→ About this exercise:
Restate each entry word for word, leaving nothing out.

→ Data records:
++++++

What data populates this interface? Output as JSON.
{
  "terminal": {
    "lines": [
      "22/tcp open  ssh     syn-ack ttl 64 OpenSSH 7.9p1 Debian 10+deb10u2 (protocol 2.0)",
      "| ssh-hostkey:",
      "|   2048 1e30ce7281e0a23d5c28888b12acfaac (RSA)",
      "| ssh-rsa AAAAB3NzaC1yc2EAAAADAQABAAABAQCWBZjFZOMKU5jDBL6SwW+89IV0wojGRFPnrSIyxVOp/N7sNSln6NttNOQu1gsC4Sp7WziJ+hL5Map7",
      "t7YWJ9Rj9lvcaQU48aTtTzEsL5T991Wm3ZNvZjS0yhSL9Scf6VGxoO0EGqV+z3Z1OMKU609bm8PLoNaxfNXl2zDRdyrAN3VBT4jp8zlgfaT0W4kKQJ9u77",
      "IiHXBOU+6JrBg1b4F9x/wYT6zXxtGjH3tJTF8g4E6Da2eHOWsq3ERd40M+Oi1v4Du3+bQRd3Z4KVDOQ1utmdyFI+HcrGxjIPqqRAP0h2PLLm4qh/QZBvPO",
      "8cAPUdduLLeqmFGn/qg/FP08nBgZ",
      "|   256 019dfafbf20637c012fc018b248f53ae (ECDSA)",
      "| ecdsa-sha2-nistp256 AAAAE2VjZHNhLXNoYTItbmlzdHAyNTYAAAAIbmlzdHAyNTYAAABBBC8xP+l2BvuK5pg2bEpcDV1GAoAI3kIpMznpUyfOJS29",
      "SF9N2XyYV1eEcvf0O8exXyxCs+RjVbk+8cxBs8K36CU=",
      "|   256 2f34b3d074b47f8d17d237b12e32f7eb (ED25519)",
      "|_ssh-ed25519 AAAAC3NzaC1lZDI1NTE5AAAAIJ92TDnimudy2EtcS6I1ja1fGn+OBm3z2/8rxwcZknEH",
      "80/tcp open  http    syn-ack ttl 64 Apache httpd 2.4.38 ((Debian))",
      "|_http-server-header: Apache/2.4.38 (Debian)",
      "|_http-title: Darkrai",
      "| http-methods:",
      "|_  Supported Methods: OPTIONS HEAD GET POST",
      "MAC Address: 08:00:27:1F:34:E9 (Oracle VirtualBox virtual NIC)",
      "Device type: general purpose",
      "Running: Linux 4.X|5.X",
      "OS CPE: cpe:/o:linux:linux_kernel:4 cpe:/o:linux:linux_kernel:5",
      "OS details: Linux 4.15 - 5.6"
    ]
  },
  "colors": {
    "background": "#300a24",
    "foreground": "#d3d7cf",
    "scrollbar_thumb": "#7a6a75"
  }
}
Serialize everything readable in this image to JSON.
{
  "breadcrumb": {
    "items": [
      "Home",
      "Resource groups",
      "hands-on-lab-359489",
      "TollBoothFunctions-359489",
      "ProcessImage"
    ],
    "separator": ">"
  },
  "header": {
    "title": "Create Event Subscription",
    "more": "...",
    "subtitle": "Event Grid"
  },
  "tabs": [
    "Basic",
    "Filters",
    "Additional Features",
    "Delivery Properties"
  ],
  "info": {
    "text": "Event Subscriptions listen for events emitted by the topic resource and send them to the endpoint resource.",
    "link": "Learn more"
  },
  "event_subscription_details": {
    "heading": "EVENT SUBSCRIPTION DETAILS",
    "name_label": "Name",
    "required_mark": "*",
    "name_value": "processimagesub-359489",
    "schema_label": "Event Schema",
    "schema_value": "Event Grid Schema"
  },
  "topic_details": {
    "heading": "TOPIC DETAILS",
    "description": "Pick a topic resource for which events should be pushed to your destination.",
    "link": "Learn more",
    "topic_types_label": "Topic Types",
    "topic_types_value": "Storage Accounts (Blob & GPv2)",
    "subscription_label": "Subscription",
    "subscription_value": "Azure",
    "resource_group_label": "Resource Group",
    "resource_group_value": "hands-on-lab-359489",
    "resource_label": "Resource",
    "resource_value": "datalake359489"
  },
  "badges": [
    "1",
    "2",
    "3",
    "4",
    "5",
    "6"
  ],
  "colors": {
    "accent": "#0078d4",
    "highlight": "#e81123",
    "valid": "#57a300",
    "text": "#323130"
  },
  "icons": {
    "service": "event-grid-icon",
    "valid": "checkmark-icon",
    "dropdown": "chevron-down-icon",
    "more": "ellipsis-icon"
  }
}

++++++

→ Exercise response:
What data populates this interface? Output as JSON.
{
  "terminal": {
    "lines": [
      "22/tcp open  ssh     syn-ack ttl 64 OpenSSH 7.9p1 Debian 10+deb10u2 (protocol 2.0)",
      "| ssh-hostkey:",
      "|   2048 1e30ce7281e0a23d5c28888b12acfaac (RSA)",
      "| ssh-rsa AAAAB3NzaC1yc2EAAAADAQABAAABAQCWBZjFZOMKU5jDBL6SwW+89IV0wojGRFPnrSIyxVOp/N7sNSln6NttNOQu1gsC4Sp7WziJ+hL5Map7",
      "t7YWJ9Rj9lvcaQU48aTtTzEsL5T991Wm3ZNvZjS0yhSL9Scf6VGxoO0EGqV+z3Z1OMKU609bm8PLoNaxfNXl2zDRdyrAN3VBT4jp8zlgfaT0W4kKQJ9u77",
      "IiHXBOU+6JrBg1b4F9x/wYT6zXxtGjH3tJTF8g4E6Da2eHOWsq3ERd40M+Oi1v4Du3+bQRd3Z4KVDOQ1utmdyFI+HcrGxjIPqqRAP0h2PLLm4qh/QZBvPO",
      "8cAPUdduLLeqmFGn/qg/FP08nBgZ",
      "|   256 019dfafbf20637c012fc018b248f53ae (ECDSA)",
      "| ecdsa-sha2-nistp256 AAAAE2VjZHNhLXNoYTItbmlzdHAyNTYAAAAIbmlzdHAyNTYAAABBBC8xP+l2BvuK5pg2bEpcDV1GAoAI3kIpMznpUyfOJS29",
      "SF9N2XyYV1eEcvf0O8exXyxCs+RjVbk+8cxBs8K36CU=",
      "|   256 2f34b3d074b47f8d17d237b12e32f7eb (ED25519)",
      "|_ssh-ed25519 AAAAC3NzaC1lZDI1NTE5AAAAIJ92TDnimudy2EtcS6I1ja1fGn+OBm3z2/8rxwcZknEH",
      "80/tcp open  http    syn-ack ttl 64 Apache httpd 2.4.38 ((Debian))",
      "|_http-server-header: Apache/2.4.38 (Debian)",
      "|_http-title: Darkrai",
      "| http-methods:",
      "|_  Supported Methods: OPTIONS HEAD GET POST",
      "MAC Address: 08:00:27:1F:34:E9 (Oracle VirtualBox virtual NIC)",
      "Device type: general purpose",
      "Running: Linux 4.X|5.X",
      "OS CPE: cpe:/o:linux:linux_kernel:4 cpe:/o:linux:linux_kernel:5",
      "OS details: Linux 4.15 - 5.6"
    ]
  },
  "colors": {
    "background": "#300a24",
    "foreground": "#d3d7cf",
    "scrollbar_thumb": "#7a6a75"
  }
}
Serialize everything readable in this image to JSON.
{
  "breadcrumb": {
    "items": [
      "Home",
      "Resource groups",
      "hands-on-lab-359489",
      "TollBoothFunctions-359489",
      "ProcessImage"
    ],
    "separator": ">"
  },
  "header": {
    "title": "Create Event Subscription",
    "more": "...",
    "subtitle": "Event Grid"
  },
  "tabs": [
    "Basic",
    "Filters",
    "Additional Features",
    "Delivery Properties"
  ],
  "info": {
    "text": "Event Subscriptions listen for events emitted by the topic resource and send them to the endpoint resource.",
    "link": "Learn more"
  },
  "event_subscription_details": {
    "heading": "EVENT SUBSCRIPTION DETAILS",
    "name_label": "Name",
    "required_mark": "*",
    "name_value": "processimagesub-359489",
    "schema_label": "Event Schema",
    "schema_value": "Event Grid Schema"
  },
  "topic_details": {
    "heading": "TOPIC DETAILS",
    "description": "Pick a topic resource for which events should be pushed to your destination.",
    "link": "Learn more",
    "topic_types_label": "Topic Types",
    "topic_types_value": "Storage Accounts (Blob & GPv2)",
    "subscription_label": "Subscription",
    "subscription_value": "Azure",
    "resource_group_label": "Resource Group",
    "resource_group_value": "hands-on-lab-359489",
    "resource_label": "Resource",
    "resource_value": "datalake359489"
  },
  "badges": [
    "1",
    "2",
    "3",
    "4",
    "5",
    "6"
  ],
  "colors": {
    "accent": "#0078d4",
    "highlight": "#e81123",
    "valid": "#57a300",
    "text": "#323130"
  },
  "icons": {
    "service": "event-grid-icon",
    "valid": "checkmark-icon",
    "dropdown": "chevron-down-icon",
    "more": "ellipsis-icon"
  }
}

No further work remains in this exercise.